About this exercise ::
Write out all of the data again, precisely as it appears.

Data records
※
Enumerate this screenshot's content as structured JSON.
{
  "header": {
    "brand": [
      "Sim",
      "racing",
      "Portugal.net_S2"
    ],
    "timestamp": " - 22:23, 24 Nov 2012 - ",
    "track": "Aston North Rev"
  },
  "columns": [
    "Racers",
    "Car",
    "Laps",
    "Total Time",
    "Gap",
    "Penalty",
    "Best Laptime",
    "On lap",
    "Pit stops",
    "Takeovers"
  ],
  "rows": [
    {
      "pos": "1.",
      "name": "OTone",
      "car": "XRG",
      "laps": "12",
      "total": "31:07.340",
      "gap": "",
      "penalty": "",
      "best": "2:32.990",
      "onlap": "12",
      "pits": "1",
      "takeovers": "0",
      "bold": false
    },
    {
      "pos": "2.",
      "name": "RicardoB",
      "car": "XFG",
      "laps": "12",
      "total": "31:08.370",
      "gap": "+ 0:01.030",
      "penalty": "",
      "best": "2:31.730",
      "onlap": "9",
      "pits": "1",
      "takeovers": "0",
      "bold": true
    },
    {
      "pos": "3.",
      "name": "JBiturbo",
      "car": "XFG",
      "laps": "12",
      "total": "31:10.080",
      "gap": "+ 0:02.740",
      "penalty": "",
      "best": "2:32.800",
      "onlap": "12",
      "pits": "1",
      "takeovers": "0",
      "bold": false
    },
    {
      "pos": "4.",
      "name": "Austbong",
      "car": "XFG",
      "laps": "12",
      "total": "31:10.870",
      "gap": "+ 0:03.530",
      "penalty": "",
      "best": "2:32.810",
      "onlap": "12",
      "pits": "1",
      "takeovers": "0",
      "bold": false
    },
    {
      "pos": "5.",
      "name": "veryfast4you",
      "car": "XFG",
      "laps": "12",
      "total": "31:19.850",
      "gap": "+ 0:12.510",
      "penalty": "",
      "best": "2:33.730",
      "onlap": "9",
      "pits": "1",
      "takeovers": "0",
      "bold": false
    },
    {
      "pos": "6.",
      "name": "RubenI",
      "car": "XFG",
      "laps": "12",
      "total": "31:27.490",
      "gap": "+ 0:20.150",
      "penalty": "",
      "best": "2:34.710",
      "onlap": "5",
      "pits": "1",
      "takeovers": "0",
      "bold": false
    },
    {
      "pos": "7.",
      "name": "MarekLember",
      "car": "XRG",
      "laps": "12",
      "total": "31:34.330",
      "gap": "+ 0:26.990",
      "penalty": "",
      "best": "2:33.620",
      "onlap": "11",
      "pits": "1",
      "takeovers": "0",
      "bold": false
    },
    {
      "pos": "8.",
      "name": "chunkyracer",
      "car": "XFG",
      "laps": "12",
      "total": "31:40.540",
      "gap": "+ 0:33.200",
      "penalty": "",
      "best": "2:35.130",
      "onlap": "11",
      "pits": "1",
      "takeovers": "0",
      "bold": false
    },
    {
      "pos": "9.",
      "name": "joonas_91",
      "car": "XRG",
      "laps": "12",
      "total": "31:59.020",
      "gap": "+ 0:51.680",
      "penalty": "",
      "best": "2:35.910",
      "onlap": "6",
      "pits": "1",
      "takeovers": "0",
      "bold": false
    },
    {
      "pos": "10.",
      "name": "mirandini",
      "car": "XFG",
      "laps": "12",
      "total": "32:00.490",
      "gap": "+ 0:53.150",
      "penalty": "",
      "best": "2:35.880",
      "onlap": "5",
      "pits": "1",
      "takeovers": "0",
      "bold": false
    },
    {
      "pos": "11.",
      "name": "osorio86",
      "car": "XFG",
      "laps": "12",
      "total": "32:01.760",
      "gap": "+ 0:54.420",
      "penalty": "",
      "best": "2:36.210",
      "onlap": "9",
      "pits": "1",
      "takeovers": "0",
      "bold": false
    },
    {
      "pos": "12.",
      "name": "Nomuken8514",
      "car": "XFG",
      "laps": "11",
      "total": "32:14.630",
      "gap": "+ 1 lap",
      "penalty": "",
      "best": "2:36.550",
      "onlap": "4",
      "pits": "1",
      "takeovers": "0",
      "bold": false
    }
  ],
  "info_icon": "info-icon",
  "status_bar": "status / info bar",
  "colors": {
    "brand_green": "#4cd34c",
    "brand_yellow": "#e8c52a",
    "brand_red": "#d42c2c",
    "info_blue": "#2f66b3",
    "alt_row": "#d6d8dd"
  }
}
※
Response below ::
Enumerate this screenshot's content as structured JSON.
{
  "header": {
    "brand": [
      "Sim",
      "racing",
      "Portugal.net_S2"
    ],
    "timestamp": " - 22:23, 24 Nov 2012 - ",
    "track": "Aston North Rev"
  },
  "columns": [
    "Racers",
    "Car",
    "Laps",
    "Total Time",
    "Gap",
    "Penalty",
    "Best Laptime",
    "On lap",
    "Pit stops",
    "Takeovers"
  ],
  "rows": [
    {
      "pos": "1.",
      "name": "OTone",
      "car": "XRG",
      "laps": "12",
      "total": "31:07.340",
      "gap": "",
      "penalty": "",
      "best": "2:32.990",
      "onlap": "12",
      "pits": "1",
      "takeovers": "0",
      "bold": false
    },
    {
      "pos": "2.",
      "name": "RicardoB",
      "car": "XFG",
      "laps": "12",
      "total": "31:08.370",
      "gap": "+ 0:01.030",
      "penalty": "",
      "best": "2:31.730",
      "onlap": "9",
      "pits": "1",
      "takeovers": "0",
      "bold": true
    },
    {
      "pos": "3.",
      "name": "JBiturbo",
      "car": "XFG",
      "laps": "12",
      "total": "31:10.080",
      "gap": "+ 0:02.740",
      "penalty": "",
      "best": "2:32.800",
      "onlap": "12",
      "pits": "1",
      "takeovers": "0",
      "bold": false
    },
    {
      "pos": "4.",
      "name": "Austbong",
      "car": "XFG",
      "laps": "12",
      "total": "31:10.870",
      "gap": "+ 0:03.530",
      "penalty": "",
      "best": "2:32.810",
      "onlap": "12",
      "pits": "1",
      "takeovers": "0",
      "bold": false
    },
    {
      "pos": "5.",
      "name": "veryfast4you",
      "car": "XFG",
      "laps": "12",
      "total": "31:19.850",
      "gap": "+ 0:12.510",
      "penalty": "",
      "best": "2:33.730",
      "onlap": "9",
      "pits": "1",
      "takeovers": "0",
      "bold": false
    },
    {
      "pos": "6.",
      "name": "RubenI",
      "car": "XFG",
      "laps": "12",
      "total": "31:27.490",
      "gap": "+ 0:20.150",
      "penalty": "",
      "best": "2:34.710",
      "onlap": "5",
      "pits": "1",
      "takeovers": "0",
      "bold": false
    },
    {
      "pos": "7.",
      "name": "MarekLember",
      "car": "XRG",
      "laps": "12",
      "total": "31:34.330",
      "gap": "+ 0:26.990",
      "penalty": "",
      "best": "2:33.620",
      "onlap": "11",
      "pits": "1",
      "takeovers": "0",
      "bold": false
    },
    {
      "pos": "8.",
      "name": "chunkyracer",
      "car": "XFG",
      "laps": "12",
      "total": "31:40.540",
      "gap": "+ 0:33.200",
      "penalty": "",
      "best": "2:35.130",
      "onlap": "11",
      "pits": "1",
      "takeovers": "0",
      "bold": false
    },
    {
      "pos": "9.",
      "name": "joonas_91",
      "car": "XRG",
      "laps": "12",
      "total": "31:59.020",
      "gap": "+ 0:51.680",
      "penalty": "",
      "best": "2:35.910",
      "onlap": "6",
      "pits": "1",
      "takeovers": "0",
      "bold": false
    },
    {
      "pos": "10.",
      "name": "mirandini",
      "car": "XFG",
      "laps": "12",
      "total": "32:00.490",
      "gap": "+ 0:53.150",
      "penalty": "",
      "best": "2:35.880",
      "onlap": "5",
      "pits": "1",
      "takeovers": "0",
      "bold": false
    },
    {
      "pos": "11.",
      "name": "osorio86",
      "car": "XFG",
      "laps": "12",
      "total": "32:01.760",
      "gap": "+ 0:54.420",
      "penalty": "",
      "best": "2:36.210",
      "onlap": "9",
      "pits": "1",
      "takeovers": "0",
      "bold": false
    },
    {
      "pos": "12.",
      "name": "Nomuken8514",
      "car": "XFG",
      "laps": "11",
      "total": "32:14.630",
      "gap": "+ 1 lap",
      "penalty": "",
      "best": "2:36.550",
      "onlap": "4",
      "pits": "1",
      "takeovers": "0",
      "bold": false
    }
  ],
  "info_icon": "info-icon",
  "status_bar": "status / info bar",
  "colors": {
    "brand_green": "#4cd34c",
    "brand_yellow": "#e8c52a",
    "brand_red": "#d42c2c",
    "info_blue": "#2f66b3",
    "alt_row": "#d6d8dd"
  }
}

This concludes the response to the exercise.